Results of the 15th round which elected McCarthy as House Speaker, graphic courtesy of the Washington Post

Opinions varied on whether the fault lay with Rep. McCarthy or with the Freedom Caucus, with Mr. Whitcomb explaining, “I think it’s McCarthy’s job to get the majority. That’s your job if you want to be the Speaker of the House. So his job is to convince enough people, 218 people, that he’s the man for the job. I don’t think you can blame anyone but McCarthy, it’s his responsibility.” In contrast, Mr. Houvouras stated, “I think there is plenty of blame to go around. You’ve got a group of lunatics who are hoping to overthrow a democratically elected government, and they are holding the rest of their party hostage essentially. However, if their party ever had the intestinal fortitude to stand up to them and the lunatic base of their party, then they wouldn’t have to worry about this. But as it is, none of the moderates want to oppose the fanatics, because the moderates believe that they will be treated like Liz Cheney, censored, treated poorly, ousted by the party because they’re acting like a normal politician.”
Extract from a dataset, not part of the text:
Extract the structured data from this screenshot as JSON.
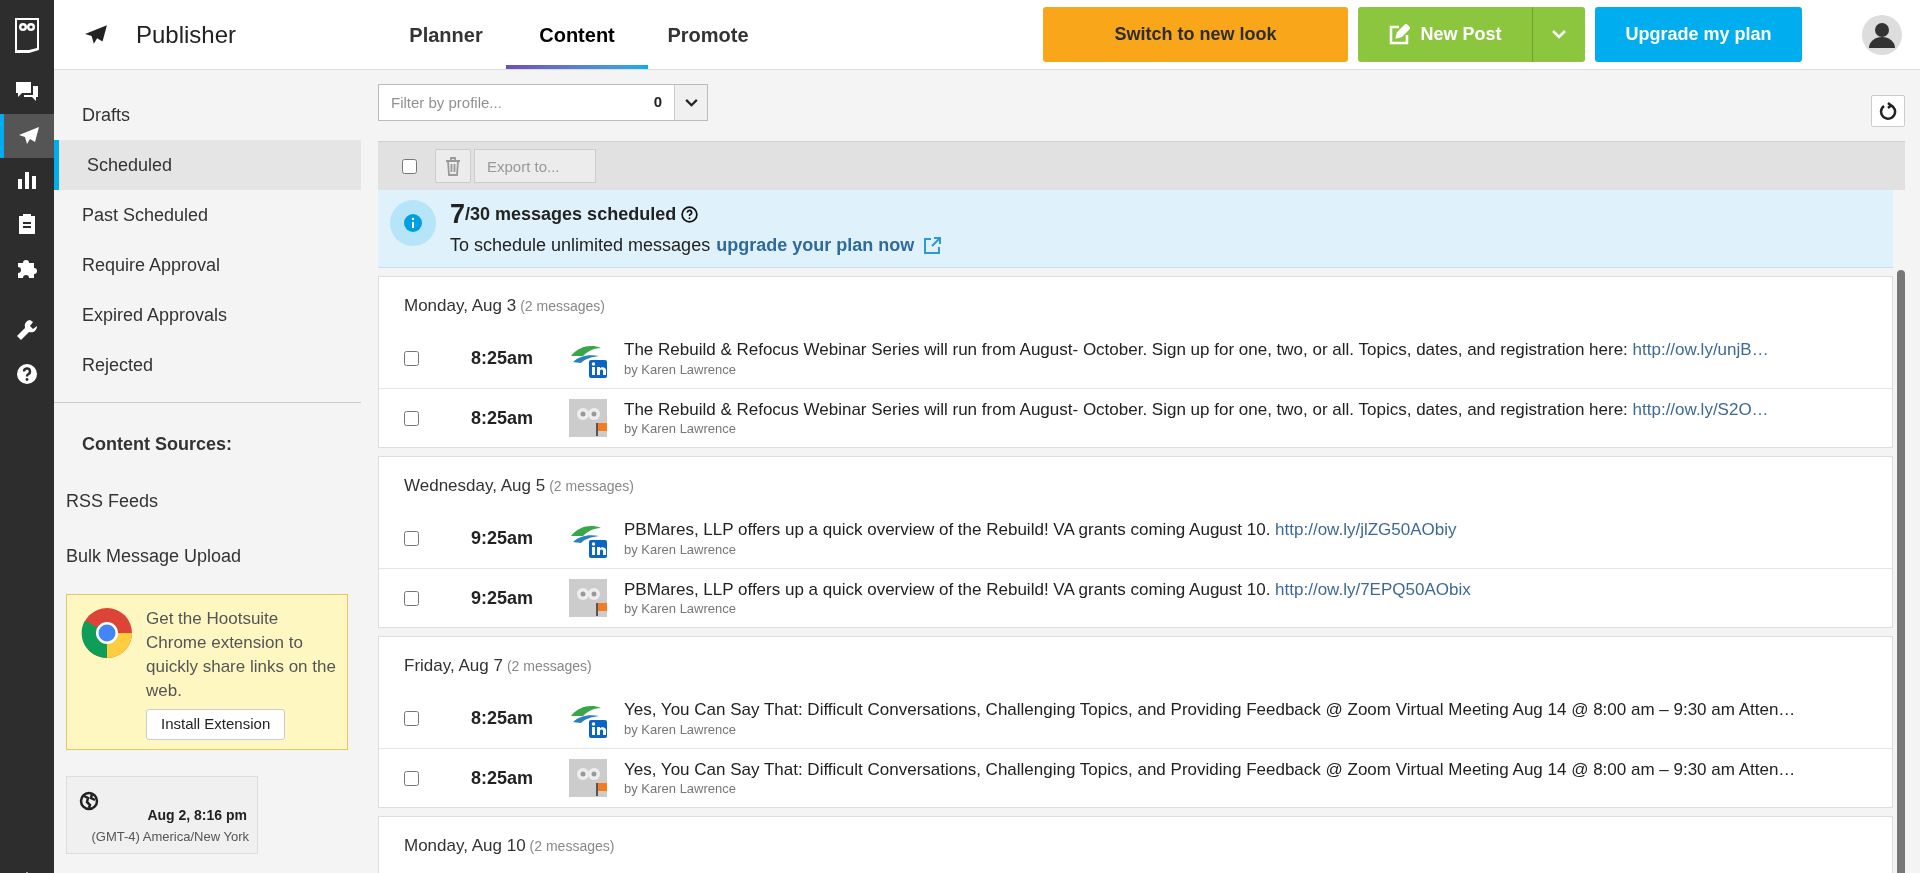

There was some common ground, however, in that there is a clear divide within the Republican Party. On this divide, Mr. Houvouras stated, “Absolutely, there is clearly an obvious fascist-leaning side of the Republican Party. And because the moderates have not pushed back hard enough against this in the last 5-6 years, they are now reaping what they have sown. If they had had some pushback, we say this about other countries all the time, when we look at countries where there is an Islamic fascist government in charge, such as Iran, we are always like ‘where are the moderates?’ and what we are seeing in our country is that we are no different in that the moderates haven’t done enough.”

While sharing similar thoughts about the divide within the GOP, Mr. Whitcomb sees the split differently, saying, “It is going in three directions: you got your Trump and who’s going down with that train, you got the establishment, which many people in the Freedom Caucus think McCarthy is an establishment guy who will keep doing the same things, then you got your new ‘I don’t want Trump, and I don’t want establishment.'”

In contrast, the Democrats were united around Rep. Hakeem Jeffries, who received all 212 votes from his party (when all members were present), receiving more votes than Speaker McCarthy in the majority of rounds. With this, he became the first African-American lawmaker to lead a party in Congress.

Following a disappointing midterm cycle for the GOP, this divisiveness leaves a lot of questions left to be answered looking forward. With the 2024 presidential cycle less than 2 years away, presidential campaigns will start in late 2023. At this time, Republican leaders and voters alike will have to decide whether to throw their support behind Trump once again, or whether to move on to someone new.